4. Support Our Young People –The engagement of our young people the world over is a cause for enormous joy and hope. Locally one of our schools and perhaps others in our area, are working together with young people throughout the U.S. and the world to limit the effects of climate change. They demonstrate, contact political leaders, and work to educate themselves in remarkable ways. They work both locally and worldwide for individual and collective actions for climate justice, addressing inequalities in communities that lack resources and public health support, as well as other efforts. Many of these youth groups are part of the Sierra Student Coalition. Please go to Sierra Club.org to see the excellent way in which the Sierra Club educates and trains our youth to take action. We need to support our youth and also encourage them to join us in our efforts at Westminster. They are eager to do so.
5. Join the iNaturalist City Challenge -If you are interested in identifying the variety of plants growing in your yard and neighborhood, the iNaturalist project will interest you. The program is designed to aid urban developers in creating healthy biodiversity in our cities. The general public is asked to take photos of vegetation and wildlife in their yards and community. The iNaturalist app will identify the plants for you. You may then submit your photos to a data bank. Professor Mark Hostetler at UF has created a video to show us how this is done. Please go to iNaturalist.com for general information and to the link below to see Dr. Hostetler’s video.
Collecting data in our yards and surrounding areas is a fun way for children to become involved in environmental awareness and is a great family activity.
6. Become an activist in environmental issues – Although there are many actions that we as individuals can take to improve our environment, at some point, we must become politically active. Vote for candidates who share your views. Keep yourself informed and raise your voice on issues of local concern. Two current examples here in Florida are opposing the M-Cores highway proposal designed to create three major toll roads through Florida’s landscape at the expense of the environment, and the excessive withdrawal of spring water by aggressive commercial corporations. Go to 1000 Friends of Florida ( 1000fof.org) or The League of Women Voters ( lwv.org) for information on these and other projects. We must also support international agreements to reduce greenhouse gas emissions, as it will take all countries working together to really make a difference.
A Final Word
Above are suggestions for you and your family’s involvement in environmental projects and initiatives, as individuals, as members of our Earth Care church, as neighbors in our local community, and as responsible inhabitants in our global society. Get involved, make a difference, and remember: The Time to Act is Now.
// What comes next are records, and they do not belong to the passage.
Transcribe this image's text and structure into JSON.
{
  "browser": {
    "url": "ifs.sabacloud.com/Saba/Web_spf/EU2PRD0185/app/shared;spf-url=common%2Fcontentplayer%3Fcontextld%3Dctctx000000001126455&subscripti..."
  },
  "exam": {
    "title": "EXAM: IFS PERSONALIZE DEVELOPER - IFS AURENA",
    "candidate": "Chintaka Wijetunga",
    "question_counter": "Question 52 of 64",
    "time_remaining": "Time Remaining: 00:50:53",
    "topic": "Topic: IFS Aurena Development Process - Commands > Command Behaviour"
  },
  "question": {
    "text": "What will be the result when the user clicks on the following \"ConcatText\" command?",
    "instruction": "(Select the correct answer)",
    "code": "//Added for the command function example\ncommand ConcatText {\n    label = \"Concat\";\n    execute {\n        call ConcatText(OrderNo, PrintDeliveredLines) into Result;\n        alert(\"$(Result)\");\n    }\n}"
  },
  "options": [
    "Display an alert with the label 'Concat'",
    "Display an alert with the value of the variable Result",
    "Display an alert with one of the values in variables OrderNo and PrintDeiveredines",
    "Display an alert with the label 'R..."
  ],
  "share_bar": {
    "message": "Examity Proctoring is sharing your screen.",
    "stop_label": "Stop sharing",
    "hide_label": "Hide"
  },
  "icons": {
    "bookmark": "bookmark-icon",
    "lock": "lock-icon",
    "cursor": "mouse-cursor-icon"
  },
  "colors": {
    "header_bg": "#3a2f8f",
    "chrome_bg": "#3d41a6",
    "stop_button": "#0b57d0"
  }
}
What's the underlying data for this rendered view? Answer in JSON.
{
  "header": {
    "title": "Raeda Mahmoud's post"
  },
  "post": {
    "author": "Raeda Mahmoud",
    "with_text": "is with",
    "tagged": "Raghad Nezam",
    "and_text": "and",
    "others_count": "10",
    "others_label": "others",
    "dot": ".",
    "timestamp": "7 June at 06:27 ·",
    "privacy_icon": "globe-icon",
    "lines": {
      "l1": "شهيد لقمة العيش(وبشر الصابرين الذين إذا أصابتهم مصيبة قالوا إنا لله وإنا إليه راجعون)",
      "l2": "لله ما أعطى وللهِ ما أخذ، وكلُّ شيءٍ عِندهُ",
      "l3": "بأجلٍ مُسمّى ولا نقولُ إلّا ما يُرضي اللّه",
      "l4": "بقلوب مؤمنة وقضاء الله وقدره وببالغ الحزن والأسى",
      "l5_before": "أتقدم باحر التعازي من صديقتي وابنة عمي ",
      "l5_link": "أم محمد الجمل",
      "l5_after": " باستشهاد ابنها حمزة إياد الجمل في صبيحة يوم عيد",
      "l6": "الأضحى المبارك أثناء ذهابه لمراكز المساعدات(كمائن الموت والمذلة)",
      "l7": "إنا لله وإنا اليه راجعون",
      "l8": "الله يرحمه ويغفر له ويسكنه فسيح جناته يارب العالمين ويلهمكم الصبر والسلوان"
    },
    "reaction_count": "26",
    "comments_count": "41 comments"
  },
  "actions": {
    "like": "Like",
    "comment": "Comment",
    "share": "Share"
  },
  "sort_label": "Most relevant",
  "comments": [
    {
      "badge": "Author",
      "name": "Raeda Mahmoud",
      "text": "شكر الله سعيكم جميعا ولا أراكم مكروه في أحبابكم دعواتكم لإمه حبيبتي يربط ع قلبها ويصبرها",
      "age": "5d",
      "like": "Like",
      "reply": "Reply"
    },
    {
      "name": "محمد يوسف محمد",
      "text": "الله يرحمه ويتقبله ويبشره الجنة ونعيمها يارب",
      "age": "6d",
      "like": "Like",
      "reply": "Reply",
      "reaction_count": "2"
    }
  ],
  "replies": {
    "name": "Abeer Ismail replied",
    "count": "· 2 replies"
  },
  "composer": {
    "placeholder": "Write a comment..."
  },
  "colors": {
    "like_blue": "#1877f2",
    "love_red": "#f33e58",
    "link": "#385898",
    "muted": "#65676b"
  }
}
We wish you a meaningful Earth Day that will encourage you to act in small and big ways to improve the environment and save our planet. We must answer God’s call to be responsible stewards of His precious creation. We look forward to such a time when once again we can observe Earth Day in our usual way.
Your Earth Care Ministry Committee